Compliance vs. Safety?
Colonial's high ranking illustrates one of the continuing issues with CSA. While carriers are frustrated, for obvious reasons, by form-and-manner violations skewing their scores, both FMCSA and the enforcement community say these violations are not frivolous and deserve the attention the system gives them.
"Compliance with regulations is also a critical factor in terms of (commercial motor vehicle) safety," said David Palmer, assistant chief of the Texas Department of Public Safety and a spokesman for the Commercial Vehicle Safety Alliance.
He took issue with the contention that CSA should go directly and only to crash risk.
Factors that have a high correlation to risk obviously are important, but from the perspective of the inspecting officer, compliance also needs to be considered, he said.
"Some may say that hours of service records that do not include items like location changes of duty status or list miles driven are simply 'paperwork' violations. However, to an inspector, these violations are indicators that a driver could be concealing major violations," he said.
CVSA, which represents the enforcement community, believes that CSA is working much more effectively than the agency's previous system, Palmer told the panel.
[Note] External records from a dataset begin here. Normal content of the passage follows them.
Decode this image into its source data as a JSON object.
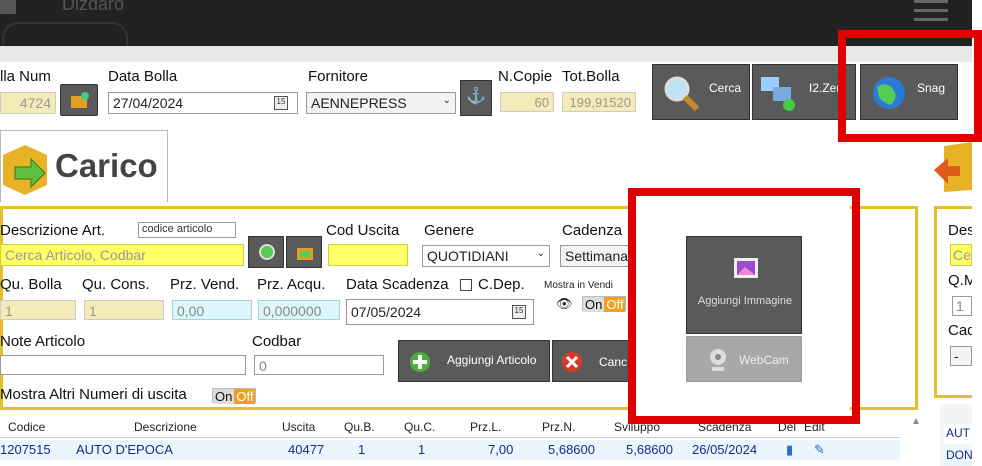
{
  "topbar": {
    "title": "Dizdaro"
  },
  "header": {
    "bolla_num_label": "lla Num",
    "bolla_num_value": "4724",
    "data_bolla_label": "Data Bolla",
    "data_bolla_value": "27/04/2024",
    "fornitore_label": "Fornitore",
    "fornitore_value": "AENNEPRESS",
    "ncopie_label": "N.Copie",
    "ncopie_value": "60",
    "totbolla_label": "Tot.Bolla",
    "totbolla_value": "199,91520"
  },
  "toolbar": {
    "cerca_label": "Cerca",
    "i2zen_label": "I2.Zen",
    "snag_label": "Snag"
  },
  "section": {
    "title": "Carico"
  },
  "form": {
    "descrizione_label": "Descrizione Art.",
    "codice_articolo_placeholder": "codice articolo",
    "search_placeholder": "Cerca Articolo, Codbar",
    "cod_uscita_label": "Cod Uscita",
    "genere_label": "Genere",
    "genere_value": "QUOTIDIANI",
    "cadenza_label": "Cadenza",
    "cadenza_value": "Settimanale",
    "qu_bolla_label": "Qu. Bolla",
    "qu_bolla_value": "1",
    "qu_cons_label": "Qu. Cons.",
    "qu_cons_value": "1",
    "prz_vend_label": "Prz. Vend.",
    "prz_vend_value": "0,00",
    "prz_acqu_label": "Prz. Acqu.",
    "prz_acqu_value": "0,000000",
    "data_scadenza_label": "Data Scadenza",
    "data_scadenza_value": "07/05/2024",
    "cdep_label": "C.Dep.",
    "mostra_vendita_label": "Mostra in Vendi",
    "toggle_on": "On",
    "toggle_off": "Off",
    "note_label": "Note Articolo",
    "codbar_label": "Codbar",
    "codbar_value": "0",
    "aggiungi_articolo_label": "Aggiungi Articolo",
    "cancel_label": "Canc",
    "mostra_altri_label": "Mostra Altri Numeri di uscita",
    "aggiungi_immagine_label": "Aggiungi Immagine",
    "webcam_label": "WebCam"
  },
  "table": {
    "headers": [
      "Codice",
      "Descrizione",
      "Uscita",
      "Qu.B.",
      "Qu.C.",
      "Prz.L.",
      "Prz.N.",
      "Sviluppo",
      "Scadenza",
      "Del",
      "Edit"
    ],
    "rows": [
      [
        "1207515",
        "AUTO D'EPOCA",
        "40477",
        "1",
        "1",
        "7,00",
        "5,68600",
        "5,68600",
        "26/05/2024"
      ]
    ]
  },
  "right_panel": {
    "labels": [
      "Des",
      "Ce",
      "Q.M",
      "1",
      "Cad",
      "-"
    ],
    "list": [
      "AUT",
      "DON"
    ]
  },
  "colors": {
    "highlight_red": "#e00000",
    "panel_border": "#e3c12a",
    "toggle_off": "#f0a020",
    "input_yellow": "#ffff66"
  }
}
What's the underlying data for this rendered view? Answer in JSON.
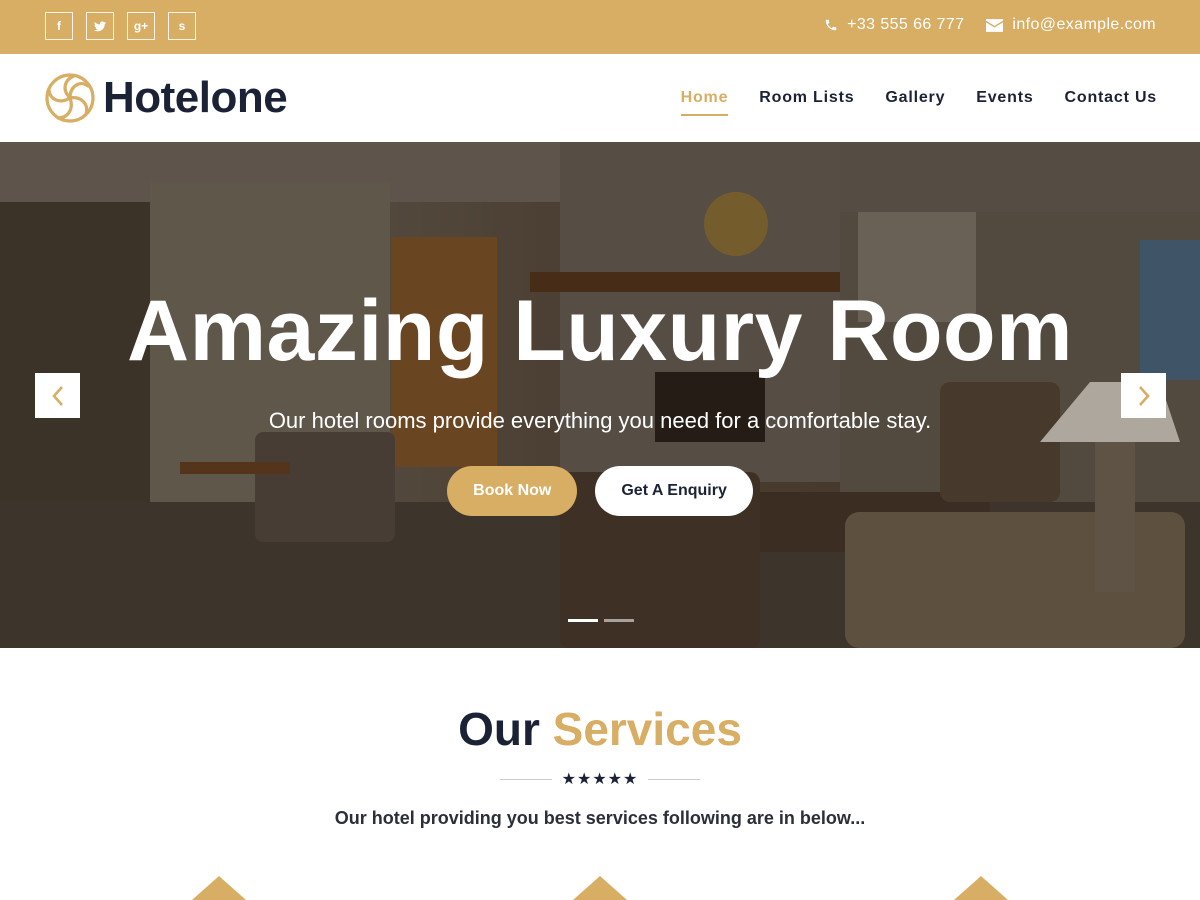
{
  "topbar": {
    "social": [
      {
        "icon": "facebook-icon",
        "glyph": "f"
      },
      {
        "icon": "twitter-icon",
        "glyph": "t"
      },
      {
        "icon": "google-plus-icon",
        "glyph": "g+"
      },
      {
        "icon": "stumbleupon-icon",
        "glyph": "s"
      }
    ],
    "phone": "+33 555 66 777",
    "email": "info@example.com"
  },
  "header": {
    "logo_text": "Hotelone",
    "nav": [
      "Home",
      "Room Lists",
      "Gallery",
      "Events",
      "Contact Us"
    ],
    "active_nav": "Home"
  },
  "hero": {
    "title": "Amazing Luxury Room",
    "subtitle": "Our hotel rooms provide everything you need for a comfortable stay.",
    "primary_button": "Book Now",
    "secondary_button": "Get A Enquiry",
    "slide_count": 2,
    "active_slide": 1
  },
  "services": {
    "title_part1": "Our",
    "title_part2": "Services",
    "stars": "★★★★★",
    "subtitle": "Our hotel providing you best services following are in below..."
  },
  "colors": {
    "accent": "#d8ad64",
    "dark": "#1b2235"
  }
}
"Quite frankly, CSA has brought commercial vehicle safety to the forefront of industry and enforcement like no other program in my time before it," he said.
Bruce Johnson, director of carrier services for the transportation brokerage company C.H. Robinson, told the committee that FMCSA needs to make several changes in the CSA program.
It should add each carrier's safety rating to screenshots that show its CSA data, and it should remove language on its website that encourages shippers to use CSA data for their own purposes, he said.
He also said that when the agency proposes its safety fitness rule, it should include a rating system that rates all unsafe carriers as unfit to operate.
And Johnson called for legislation to abolish vicarious liability for brokers and shippers due to negligent behavior on the part of the carriers they use.
Another major concern about CSA has to do with the lack of accountability in the crash data. The agency does not include fault in its accounting for crashes. Instead, it assumes a certain degree of fault, and uses that assumption as a predictor of future crash risk.
Carriers object to this approach, and the agency has begun a year-long study of how to correct the problem. The safety advocacy community warns, however, that the agency must proceed with caution.
Steve Owings, president and founder of Road Safe America, gave the committee a life-and-death reason for why the agency should be cautious about relying on police accident reports to determine fault in crashes.
In 2002, Owings' son, Cullum, was killed when a speeding truck ran into the back of his car as it was stopped in traffic.
The investigating officer was able to interview only the truck driver, who lied about the circumstances of the crash, Owings told the committee. Cullum's brother, Pierce, who was in the car but survived the crash, gave the true account, which later was corroborated by a private investigator hired by Owings.
"If we were limited only to the version of the crash recorded in the (Police Accident Report), and Pierce had not survived, or if Susan (Owings' wife) and I lacked the means to pay for an additional investigation, the truth would not have been discovered or proven," Owings said.
Anne Ferro explained to the committee that as part of its analysis of crash accountability it is reviewing the uniformity and consistency of police accident reports, as well as the process for making crash determinations and getting public comment.
Ferro also said the agency is undertaking regular, scheduled revisions to CSA to address concerns about the program, and recently formed an advisory committee to make sure that industry has a voice in the development of the program.